The [Trump administration's] proposals don't call for constant monitoring once someone is in the country. It seems like [Saipov, the NYC attacker] became much more radical relatively recently. So the ideas on the table don't seem particularly relevant to this attack.
This is a movement that historically has been highly divided. One thing Osama had been doing is trying to be a unifier. He was very comfortable working with people who agreed with him on one issue and disagreed with him on five. Toward the end of his life, a lot of what he was trying to do was to get groups to work together.
What do you do when your allies [like Pakistan] are part of the problem? The desire to turn our backs on these people is there, but then you worry that terrorists will have more operational freedom and it will cost you more in the long run.
The [Barcelona] attacks, to me, show both the strengths and weaknesses. The strengths are obviously that [the Islamic State] has an array of supporters, especially in Europe, that it can call upon to do attacks.
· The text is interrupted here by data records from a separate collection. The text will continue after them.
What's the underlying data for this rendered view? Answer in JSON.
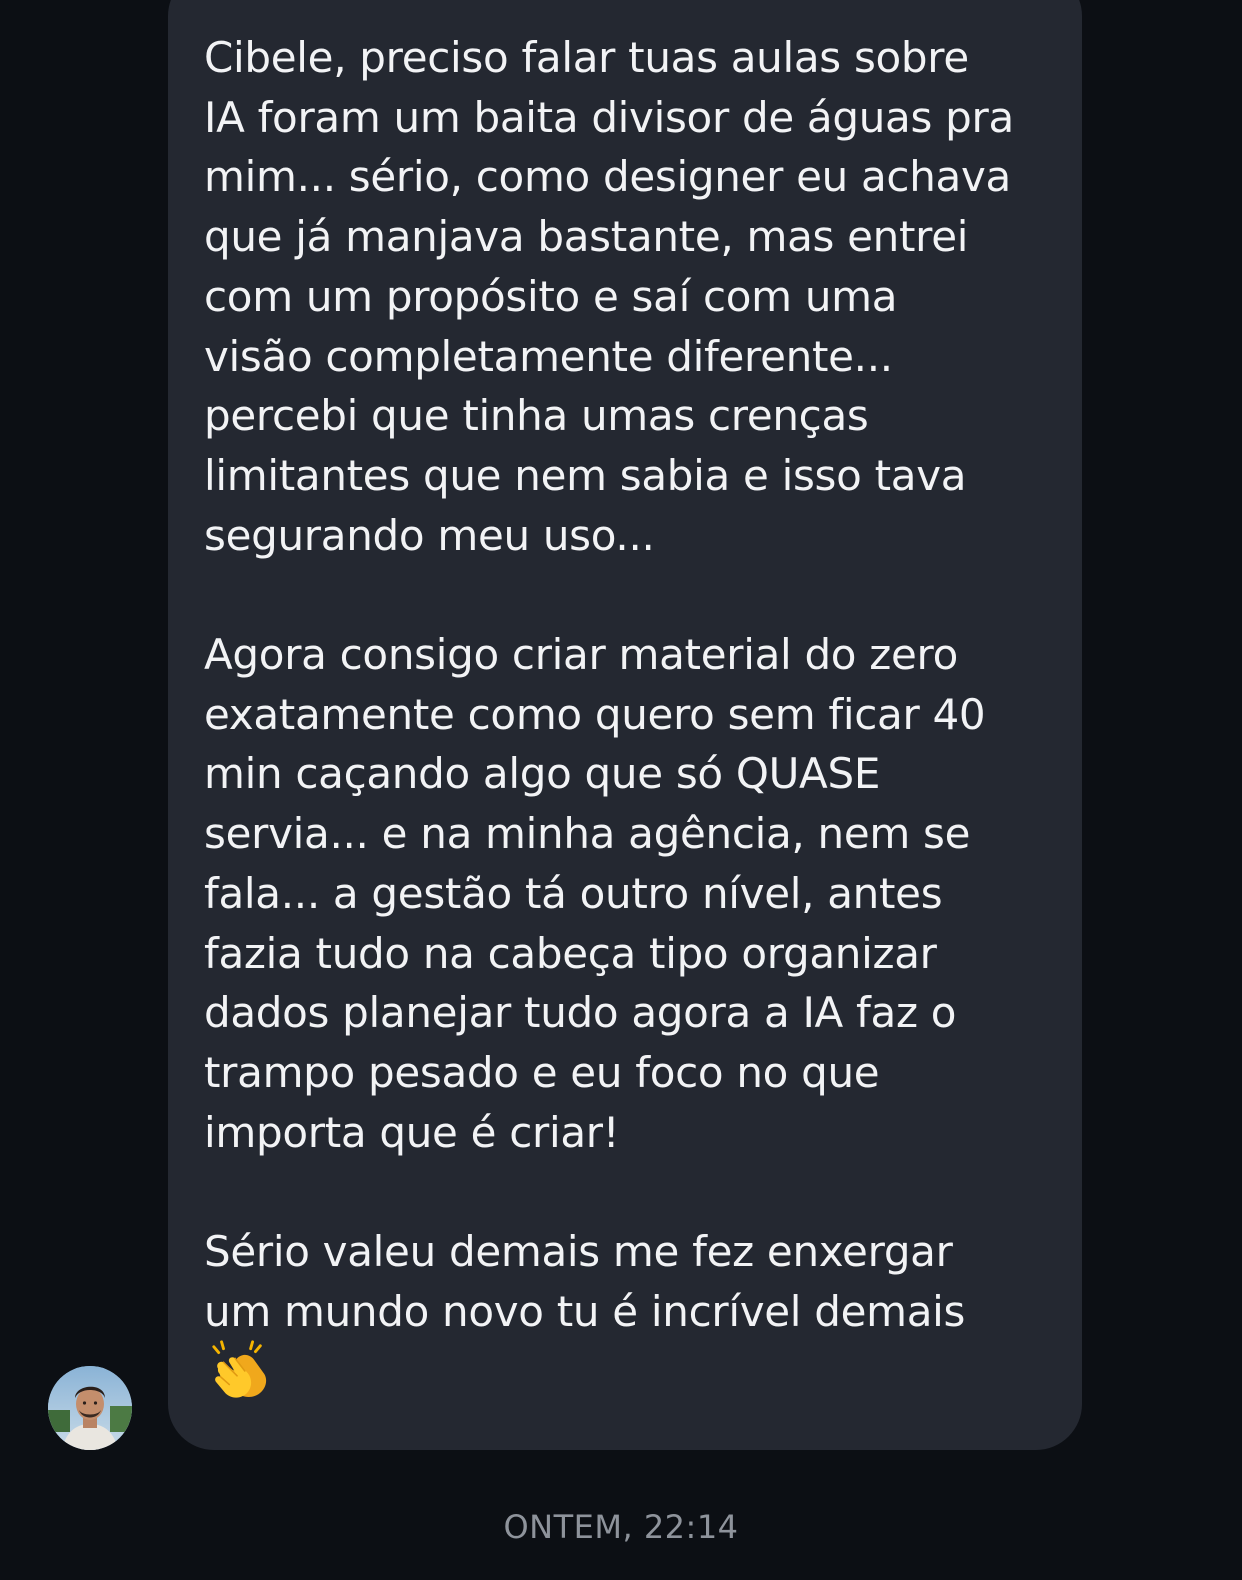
{
  "message": {
    "paragraphs": [
      "Cibele, preciso falar tuas aulas sobre\nIA foram um baita divisor de águas pra\nmim... sério, como designer eu achava\nque já manjava bastante, mas entrei\ncom um propósito e saí com uma\nvisão completamente diferente...\npercebi que tinha umas crenças\nlimitantes que nem sabia e isso tava\nsegurando meu uso...",
      "Agora consigo criar material do zero\nexatamente como quero sem ficar 40\nmin caçando algo que só QUASE\nservia... e na minha agência, nem se\nfala... a gestão tá outro nível, antes\nfazia tudo na cabeça tipo organizar\ndados planejar tudo agora a IA faz o\ntrampo pesado e eu foco no que\nimporta que é criar!",
      "Sério valeu demais me fez enxergar\num mundo novo tu é incrível demais"
    ],
    "emoji": "clapping-hands"
  },
  "sender": {
    "avatar": "profile-photo"
  },
  "timestamp": "ONTEM, 22:14",
  "colors": {
    "background": "#0c0f14",
    "bubble": "#242831",
    "text": "#f2f3f5",
    "timestamp": "#8e939b"
  }
}
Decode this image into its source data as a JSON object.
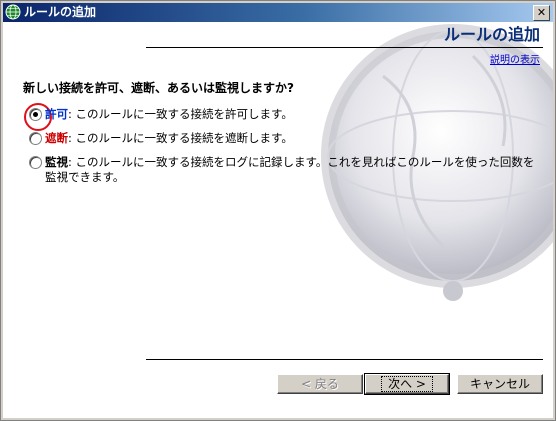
{
  "window": {
    "title": "ルールの追加",
    "close_glyph": "✕"
  },
  "header": {
    "title": "ルールの追加",
    "help_link": "説明の表示"
  },
  "question": "新しい接続を許可、遮断、あるいは監視しますか?",
  "options": [
    {
      "keyword": "許可",
      "description": ": このルールに一致する接続を許可します。",
      "selected": true,
      "keyword_color": "#0033cc"
    },
    {
      "keyword": "遮断",
      "description": ": このルールに一致する接続を遮断します。",
      "selected": false,
      "keyword_color": "#cc0000"
    },
    {
      "keyword": "監視",
      "description": ": このルールに一致する接続をログに記録します。これを見ればこのルールを使った回数を監視できます。",
      "selected": false,
      "keyword_color": "#000000"
    }
  ],
  "buttons": {
    "back": "< 戻る",
    "next": "次へ >",
    "cancel": "キャンセル"
  },
  "colors": {
    "titlebar_start": "#0a246a",
    "highlight_ring": "#e0101a",
    "header_title": "#0a2e78"
  }
}
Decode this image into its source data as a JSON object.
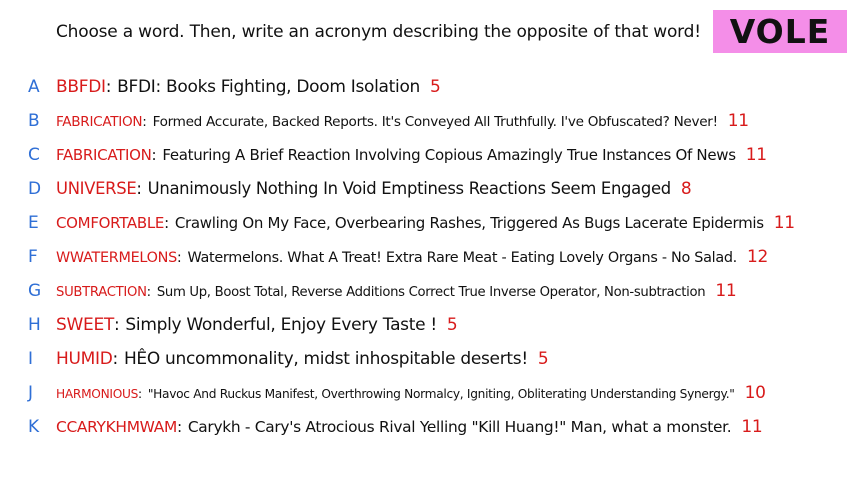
{
  "header": {
    "prompt": "Choose a word. Then, write an acronym describing the opposite of that word!",
    "word": "VOLE"
  },
  "entries": [
    {
      "letter": "A",
      "word": "BBFDI",
      "text": "BFDI: Books Fighting, Doom Isolation",
      "score": "5"
    },
    {
      "letter": "B",
      "word": "FABRICATION",
      "text": "Formed Accurate, Backed Reports. It's Conveyed All Truthfully. I've Obfuscated? Never!",
      "score": "11"
    },
    {
      "letter": "C",
      "word": "FABRICATION",
      "text": "Featuring A Brief Reaction Involving Copious Amazingly True Instances Of News",
      "score": "11"
    },
    {
      "letter": "D",
      "word": "UNIVERSE",
      "text": "Unanimously Nothing In Void Emptiness Reactions Seem Engaged",
      "score": "8"
    },
    {
      "letter": "E",
      "word": "COMFORTABLE",
      "text": "Crawling On My Face, Overbearing Rashes, Triggered As Bugs Lacerate Epidermis",
      "score": "11"
    },
    {
      "letter": "F",
      "word": "WWATERMELONS",
      "text": "Watermelons. What A Treat! Extra Rare Meat - Eating Lovely Organs - No Salad.",
      "score": "12"
    },
    {
      "letter": "G",
      "word": "SUBTRACTION",
      "text": "Sum Up, Boost Total, Reverse Additions Correct True Inverse Operator, Non-subtraction",
      "score": "11"
    },
    {
      "letter": "H",
      "word": "SWEET",
      "text": "Simply Wonderful, Enjoy Every Taste !",
      "score": "5"
    },
    {
      "letter": "I",
      "word": "HUMID",
      "text": "HÊO uncommonality, midst inhospitable deserts!",
      "score": "5"
    },
    {
      "letter": "J",
      "word": "HARMONIOUS",
      "text": "\"Havoc And Ruckus Manifest, Overthrowing Normalcy, Igniting, Obliterating Understanding Synergy.\"",
      "score": "10"
    },
    {
      "letter": "K",
      "word": "CCARYKHMWAM",
      "text": "Carykh - Cary's Atrocious Rival Yelling \"Kill Huang!\" Man, what a monster.",
      "score": "11"
    }
  ]
}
The weakness, though, is that it has had difficulty doing more sophisticated operations.